**WHAT IS REQUIRED:** Your answer should be every line from the records that contains "JSON".

DATA FOR ANALYSIS below:

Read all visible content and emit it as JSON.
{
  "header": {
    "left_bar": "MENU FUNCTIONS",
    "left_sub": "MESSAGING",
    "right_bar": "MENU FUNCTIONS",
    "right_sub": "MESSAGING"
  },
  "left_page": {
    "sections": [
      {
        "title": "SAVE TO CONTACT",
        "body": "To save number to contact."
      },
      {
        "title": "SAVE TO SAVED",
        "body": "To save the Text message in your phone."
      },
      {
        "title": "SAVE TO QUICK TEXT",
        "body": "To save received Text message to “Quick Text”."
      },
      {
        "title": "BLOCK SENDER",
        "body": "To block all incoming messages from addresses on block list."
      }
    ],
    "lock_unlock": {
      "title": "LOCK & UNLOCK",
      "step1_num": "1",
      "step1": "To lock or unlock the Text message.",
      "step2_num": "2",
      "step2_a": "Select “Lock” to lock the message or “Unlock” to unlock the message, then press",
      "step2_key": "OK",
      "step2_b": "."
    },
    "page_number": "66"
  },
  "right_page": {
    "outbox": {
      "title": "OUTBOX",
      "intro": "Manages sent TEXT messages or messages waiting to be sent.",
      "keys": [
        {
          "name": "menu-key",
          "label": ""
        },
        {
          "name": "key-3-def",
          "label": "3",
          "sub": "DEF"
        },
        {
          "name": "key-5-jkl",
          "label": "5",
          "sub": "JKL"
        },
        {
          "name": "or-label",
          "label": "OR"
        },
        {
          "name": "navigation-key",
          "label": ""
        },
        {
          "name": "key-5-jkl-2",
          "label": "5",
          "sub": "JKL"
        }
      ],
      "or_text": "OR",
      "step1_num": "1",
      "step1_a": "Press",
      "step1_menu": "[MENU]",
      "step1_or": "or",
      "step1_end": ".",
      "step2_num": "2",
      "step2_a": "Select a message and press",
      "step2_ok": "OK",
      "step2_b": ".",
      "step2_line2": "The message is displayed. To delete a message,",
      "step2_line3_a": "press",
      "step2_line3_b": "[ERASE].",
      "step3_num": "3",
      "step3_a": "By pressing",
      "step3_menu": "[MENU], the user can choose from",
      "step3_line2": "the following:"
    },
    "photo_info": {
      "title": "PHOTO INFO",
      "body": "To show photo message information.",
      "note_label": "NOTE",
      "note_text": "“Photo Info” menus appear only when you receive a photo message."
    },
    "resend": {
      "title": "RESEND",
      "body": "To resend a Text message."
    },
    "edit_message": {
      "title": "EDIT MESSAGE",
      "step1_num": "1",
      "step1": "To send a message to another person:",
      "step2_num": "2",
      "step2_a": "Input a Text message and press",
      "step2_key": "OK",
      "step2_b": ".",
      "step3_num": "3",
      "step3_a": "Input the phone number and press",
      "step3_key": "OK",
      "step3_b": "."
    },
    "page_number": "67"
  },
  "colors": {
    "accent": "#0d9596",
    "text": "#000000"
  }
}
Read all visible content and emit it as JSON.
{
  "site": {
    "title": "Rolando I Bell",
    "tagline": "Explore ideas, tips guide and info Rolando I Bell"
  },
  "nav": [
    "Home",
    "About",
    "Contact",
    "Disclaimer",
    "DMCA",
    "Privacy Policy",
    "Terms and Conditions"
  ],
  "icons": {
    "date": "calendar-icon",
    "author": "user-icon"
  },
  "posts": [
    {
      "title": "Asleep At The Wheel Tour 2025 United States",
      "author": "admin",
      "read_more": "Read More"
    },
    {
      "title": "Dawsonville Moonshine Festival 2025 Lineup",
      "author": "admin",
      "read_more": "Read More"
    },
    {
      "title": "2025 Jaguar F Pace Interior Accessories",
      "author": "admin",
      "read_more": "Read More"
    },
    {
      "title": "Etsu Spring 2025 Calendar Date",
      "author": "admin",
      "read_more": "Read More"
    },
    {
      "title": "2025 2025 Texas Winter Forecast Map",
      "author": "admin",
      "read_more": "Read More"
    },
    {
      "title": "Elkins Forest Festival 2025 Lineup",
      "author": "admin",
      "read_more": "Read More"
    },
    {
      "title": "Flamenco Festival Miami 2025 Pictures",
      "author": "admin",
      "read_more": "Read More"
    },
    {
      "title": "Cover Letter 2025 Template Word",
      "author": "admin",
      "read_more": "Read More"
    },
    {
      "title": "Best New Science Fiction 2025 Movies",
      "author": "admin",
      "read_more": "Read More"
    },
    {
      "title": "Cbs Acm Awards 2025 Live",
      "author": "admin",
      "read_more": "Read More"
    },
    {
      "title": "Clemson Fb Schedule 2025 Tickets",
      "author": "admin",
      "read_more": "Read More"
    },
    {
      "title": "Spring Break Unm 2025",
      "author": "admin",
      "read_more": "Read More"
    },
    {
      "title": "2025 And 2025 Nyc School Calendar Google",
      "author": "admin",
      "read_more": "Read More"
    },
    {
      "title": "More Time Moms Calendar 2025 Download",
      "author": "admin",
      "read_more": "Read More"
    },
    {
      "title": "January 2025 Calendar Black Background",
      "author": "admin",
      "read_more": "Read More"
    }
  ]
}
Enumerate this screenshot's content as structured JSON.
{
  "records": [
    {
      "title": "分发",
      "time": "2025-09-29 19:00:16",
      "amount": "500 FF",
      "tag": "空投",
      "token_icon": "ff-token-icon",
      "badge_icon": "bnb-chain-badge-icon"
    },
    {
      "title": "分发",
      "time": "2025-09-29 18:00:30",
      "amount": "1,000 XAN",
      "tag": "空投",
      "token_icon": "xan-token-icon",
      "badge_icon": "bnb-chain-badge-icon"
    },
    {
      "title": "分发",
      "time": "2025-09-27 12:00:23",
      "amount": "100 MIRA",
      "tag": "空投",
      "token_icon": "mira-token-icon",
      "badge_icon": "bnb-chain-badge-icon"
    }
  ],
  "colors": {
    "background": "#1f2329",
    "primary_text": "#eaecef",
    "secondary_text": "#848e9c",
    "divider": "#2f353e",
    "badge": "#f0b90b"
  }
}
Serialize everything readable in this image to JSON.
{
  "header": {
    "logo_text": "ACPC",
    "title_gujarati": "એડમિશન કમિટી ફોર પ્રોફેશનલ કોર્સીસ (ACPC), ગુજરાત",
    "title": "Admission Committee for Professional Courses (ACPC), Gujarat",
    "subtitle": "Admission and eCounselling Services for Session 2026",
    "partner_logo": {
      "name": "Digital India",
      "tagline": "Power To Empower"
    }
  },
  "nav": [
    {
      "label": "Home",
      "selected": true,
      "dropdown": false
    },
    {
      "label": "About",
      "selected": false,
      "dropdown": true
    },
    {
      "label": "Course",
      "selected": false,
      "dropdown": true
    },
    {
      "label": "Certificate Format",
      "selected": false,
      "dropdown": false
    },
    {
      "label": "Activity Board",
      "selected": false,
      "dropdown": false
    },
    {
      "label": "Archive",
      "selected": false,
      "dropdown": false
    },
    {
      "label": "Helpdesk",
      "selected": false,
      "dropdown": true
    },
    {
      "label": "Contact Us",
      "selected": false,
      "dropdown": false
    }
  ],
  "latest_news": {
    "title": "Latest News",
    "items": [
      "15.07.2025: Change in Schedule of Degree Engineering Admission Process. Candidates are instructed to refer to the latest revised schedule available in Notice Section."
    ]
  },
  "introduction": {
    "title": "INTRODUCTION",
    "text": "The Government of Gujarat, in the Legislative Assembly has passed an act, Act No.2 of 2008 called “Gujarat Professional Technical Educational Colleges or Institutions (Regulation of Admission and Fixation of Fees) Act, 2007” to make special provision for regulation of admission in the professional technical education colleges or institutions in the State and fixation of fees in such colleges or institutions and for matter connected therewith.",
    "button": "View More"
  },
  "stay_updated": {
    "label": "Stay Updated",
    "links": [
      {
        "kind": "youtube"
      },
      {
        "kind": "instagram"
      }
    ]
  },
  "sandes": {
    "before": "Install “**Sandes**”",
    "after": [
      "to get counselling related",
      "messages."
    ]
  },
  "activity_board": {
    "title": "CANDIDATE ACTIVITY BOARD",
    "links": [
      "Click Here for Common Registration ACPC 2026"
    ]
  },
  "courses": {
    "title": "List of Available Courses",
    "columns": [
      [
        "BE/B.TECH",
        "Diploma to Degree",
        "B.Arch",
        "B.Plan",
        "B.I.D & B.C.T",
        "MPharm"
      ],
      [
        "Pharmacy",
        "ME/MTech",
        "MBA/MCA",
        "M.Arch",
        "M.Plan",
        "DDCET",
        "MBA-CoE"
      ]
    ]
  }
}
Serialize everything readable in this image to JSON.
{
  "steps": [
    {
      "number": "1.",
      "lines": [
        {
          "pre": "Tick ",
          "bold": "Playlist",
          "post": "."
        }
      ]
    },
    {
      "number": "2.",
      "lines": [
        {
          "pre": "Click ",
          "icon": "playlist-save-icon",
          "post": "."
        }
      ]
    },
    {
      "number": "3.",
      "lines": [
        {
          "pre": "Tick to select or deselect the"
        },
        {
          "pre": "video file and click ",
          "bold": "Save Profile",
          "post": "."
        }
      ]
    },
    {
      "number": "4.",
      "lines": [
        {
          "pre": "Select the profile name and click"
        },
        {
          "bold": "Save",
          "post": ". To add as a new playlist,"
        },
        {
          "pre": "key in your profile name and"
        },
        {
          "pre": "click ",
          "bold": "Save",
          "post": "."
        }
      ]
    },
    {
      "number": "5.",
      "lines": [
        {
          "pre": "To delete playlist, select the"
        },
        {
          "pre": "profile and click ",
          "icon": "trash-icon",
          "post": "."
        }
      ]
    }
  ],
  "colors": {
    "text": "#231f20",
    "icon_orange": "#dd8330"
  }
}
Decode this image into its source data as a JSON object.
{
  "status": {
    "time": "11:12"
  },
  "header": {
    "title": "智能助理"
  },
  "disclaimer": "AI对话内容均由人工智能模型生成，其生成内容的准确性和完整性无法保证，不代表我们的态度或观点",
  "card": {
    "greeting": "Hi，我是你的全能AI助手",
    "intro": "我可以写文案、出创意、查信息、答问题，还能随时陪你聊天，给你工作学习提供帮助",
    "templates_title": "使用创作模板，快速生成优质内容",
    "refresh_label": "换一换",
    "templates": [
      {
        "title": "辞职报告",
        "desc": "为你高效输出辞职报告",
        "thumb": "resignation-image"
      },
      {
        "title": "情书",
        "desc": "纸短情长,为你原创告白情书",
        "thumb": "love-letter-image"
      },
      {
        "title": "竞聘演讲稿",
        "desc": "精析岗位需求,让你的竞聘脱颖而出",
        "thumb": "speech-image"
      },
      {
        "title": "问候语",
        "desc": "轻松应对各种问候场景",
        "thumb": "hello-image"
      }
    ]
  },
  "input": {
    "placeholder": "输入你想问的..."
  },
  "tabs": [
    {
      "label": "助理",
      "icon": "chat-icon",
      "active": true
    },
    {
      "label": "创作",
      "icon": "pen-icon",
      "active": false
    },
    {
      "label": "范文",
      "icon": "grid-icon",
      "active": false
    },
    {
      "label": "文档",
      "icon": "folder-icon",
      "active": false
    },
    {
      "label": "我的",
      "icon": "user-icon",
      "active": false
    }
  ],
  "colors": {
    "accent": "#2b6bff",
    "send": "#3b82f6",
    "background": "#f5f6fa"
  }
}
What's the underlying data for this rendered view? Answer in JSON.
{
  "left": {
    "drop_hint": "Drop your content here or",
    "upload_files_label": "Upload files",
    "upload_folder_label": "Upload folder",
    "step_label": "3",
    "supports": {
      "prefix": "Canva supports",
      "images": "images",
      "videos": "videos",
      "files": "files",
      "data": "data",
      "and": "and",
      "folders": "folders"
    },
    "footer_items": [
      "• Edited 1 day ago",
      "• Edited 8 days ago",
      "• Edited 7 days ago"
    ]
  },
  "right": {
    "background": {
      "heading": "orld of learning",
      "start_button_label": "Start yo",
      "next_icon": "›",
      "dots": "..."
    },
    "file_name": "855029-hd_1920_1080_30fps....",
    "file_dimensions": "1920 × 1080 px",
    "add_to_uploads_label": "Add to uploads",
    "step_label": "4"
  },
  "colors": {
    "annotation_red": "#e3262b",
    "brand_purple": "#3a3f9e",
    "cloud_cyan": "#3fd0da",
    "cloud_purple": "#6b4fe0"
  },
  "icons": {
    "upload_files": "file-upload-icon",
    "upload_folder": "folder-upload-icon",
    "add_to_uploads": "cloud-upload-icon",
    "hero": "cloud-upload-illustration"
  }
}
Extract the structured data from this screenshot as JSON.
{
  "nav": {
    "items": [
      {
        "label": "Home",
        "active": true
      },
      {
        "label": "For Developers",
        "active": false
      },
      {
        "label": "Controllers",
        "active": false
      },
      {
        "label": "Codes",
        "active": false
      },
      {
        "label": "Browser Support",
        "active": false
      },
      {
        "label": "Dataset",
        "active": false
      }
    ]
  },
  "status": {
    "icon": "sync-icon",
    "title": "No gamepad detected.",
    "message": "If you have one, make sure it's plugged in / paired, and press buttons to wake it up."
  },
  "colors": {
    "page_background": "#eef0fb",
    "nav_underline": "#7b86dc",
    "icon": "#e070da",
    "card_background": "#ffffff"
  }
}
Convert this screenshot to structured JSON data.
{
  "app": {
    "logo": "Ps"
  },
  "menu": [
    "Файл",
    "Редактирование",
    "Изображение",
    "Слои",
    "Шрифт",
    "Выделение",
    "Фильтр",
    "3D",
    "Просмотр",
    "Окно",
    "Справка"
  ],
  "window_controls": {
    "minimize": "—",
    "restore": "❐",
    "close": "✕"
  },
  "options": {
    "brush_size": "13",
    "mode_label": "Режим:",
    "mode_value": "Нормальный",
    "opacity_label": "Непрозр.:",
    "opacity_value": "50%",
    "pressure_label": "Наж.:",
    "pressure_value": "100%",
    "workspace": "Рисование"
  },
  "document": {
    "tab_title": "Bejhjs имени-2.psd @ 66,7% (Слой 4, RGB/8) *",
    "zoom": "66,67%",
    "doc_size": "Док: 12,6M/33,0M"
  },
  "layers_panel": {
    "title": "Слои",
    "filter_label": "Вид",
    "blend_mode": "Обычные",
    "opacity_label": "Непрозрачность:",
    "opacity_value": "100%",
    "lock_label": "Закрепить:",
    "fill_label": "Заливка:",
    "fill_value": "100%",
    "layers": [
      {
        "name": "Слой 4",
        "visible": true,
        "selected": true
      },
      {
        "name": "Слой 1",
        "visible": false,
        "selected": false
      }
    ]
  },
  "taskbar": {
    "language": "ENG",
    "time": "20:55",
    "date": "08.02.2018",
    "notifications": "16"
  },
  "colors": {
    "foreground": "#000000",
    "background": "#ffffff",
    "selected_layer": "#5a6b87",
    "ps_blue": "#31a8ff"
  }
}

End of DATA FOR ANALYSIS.

**ANSWER BOX:**
Read all visible content and emit it as JSON.
Read all visible content and emit it as JSON.
Enumerate this screenshot's content as structured JSON.
Serialize everything readable in this image to JSON.
Serialize everything readable in this image to JSON.
Decode this image into its source data as a JSON object.
What's the underlying data for this rendered view? Answer in JSON.
Extract the structured data from this screenshot as JSON.
Convert this screenshot to structured JSON data.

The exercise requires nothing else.